Over the weekend Malvern’s Three Counties Showground hosted a huge flea fair, so I decided to go for a look…
It was a beautiful autumn day – the sun was shining and it was cool enough for a light knit and jacket. After paying my £5 entry fee I found myself surrounded by trestle tables, boxes and crates containing all sorts of bits and bobs.
I didn’t really have anything in mind that I was searching for, rather I was interested in the differences between the flea fairs I’d been to in Australia and what was on offer here in England. The big thing that struck me was the scale of historical items on offer – it wasn’t uncommon to see vases, plates, books, maps and furniture dating from the 17th and 18th centuries. It makes sense of course, given the ages of the two countries, but for me it just made the whole experience that little more special.

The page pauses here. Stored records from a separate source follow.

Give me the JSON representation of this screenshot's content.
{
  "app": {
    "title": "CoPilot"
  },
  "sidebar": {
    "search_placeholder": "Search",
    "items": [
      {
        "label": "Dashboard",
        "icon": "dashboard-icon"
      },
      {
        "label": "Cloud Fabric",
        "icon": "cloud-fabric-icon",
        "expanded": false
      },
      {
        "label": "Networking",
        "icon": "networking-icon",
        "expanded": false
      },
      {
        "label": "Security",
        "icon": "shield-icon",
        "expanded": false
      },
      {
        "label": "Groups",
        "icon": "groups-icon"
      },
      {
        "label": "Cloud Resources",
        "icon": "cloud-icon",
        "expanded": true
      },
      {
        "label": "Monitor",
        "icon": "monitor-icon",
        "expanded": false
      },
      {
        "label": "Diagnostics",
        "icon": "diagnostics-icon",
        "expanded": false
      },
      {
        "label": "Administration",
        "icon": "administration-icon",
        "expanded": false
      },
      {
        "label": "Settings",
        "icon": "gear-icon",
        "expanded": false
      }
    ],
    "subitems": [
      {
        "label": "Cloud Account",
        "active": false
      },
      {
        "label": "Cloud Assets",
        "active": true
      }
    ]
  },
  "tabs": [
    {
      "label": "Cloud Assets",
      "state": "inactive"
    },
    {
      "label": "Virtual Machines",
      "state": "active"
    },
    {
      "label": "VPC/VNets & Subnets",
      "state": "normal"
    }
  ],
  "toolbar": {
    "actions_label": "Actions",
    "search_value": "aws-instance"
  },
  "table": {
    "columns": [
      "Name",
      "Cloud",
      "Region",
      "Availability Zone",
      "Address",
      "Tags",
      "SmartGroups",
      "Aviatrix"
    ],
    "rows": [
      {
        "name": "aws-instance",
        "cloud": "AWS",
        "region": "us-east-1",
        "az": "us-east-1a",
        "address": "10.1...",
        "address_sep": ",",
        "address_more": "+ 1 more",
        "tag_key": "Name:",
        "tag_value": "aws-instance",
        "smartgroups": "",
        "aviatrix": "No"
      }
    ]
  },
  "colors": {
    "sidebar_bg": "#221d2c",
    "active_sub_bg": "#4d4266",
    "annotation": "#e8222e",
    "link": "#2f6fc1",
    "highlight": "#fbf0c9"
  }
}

While some vendors displayed their wares simply laid out on tables, others created ‘shop’ like environments displaying their goods either set up like a house, or on shelves with similar objects grouped together.
I wandered my way through two huge sheds as well as, what felt like, hundreds of displays outside.
I was quite enamoured by a few stalls that had a decidedly French theme about them. I loved the texture of the old linen sheets and table clothes piled haphazardly on top of one another, the pastel shades of old enamel buckets, and the slightly mothball like smell of old suitcases stacked up on old wooden tables.
There were some great quirky items I spotted- dozens of taxidermy animals, wooden skis, even a suit of armour!
I loved looking through some of the old clothes, shoes and accessories too – so many tweed jackets and even long fur coats.
The stallholders and fellow browsers all seemed rather jolly, enjoying the relaxed feel about the fair. There was the scent of coffee and ‘warm tomato sauce on pastry’ in the air and a band performing songs from the 1940s and 50s ensured everyone had a spring in their step.
I came across an old bottle with ‘Malvern Pure Water Company’ embossed on the outside, which came home with me. I’m currently trying to dislodge years of grime from its inside, but once clean I think it’ll make a lovely little vase for small posies.
Are you a flea fair fan? If so, can you recommend good ones? I had such a lovely few hours at the Malvern fair, I wouldn’t mind trying to fit in a scavenge at another one soon!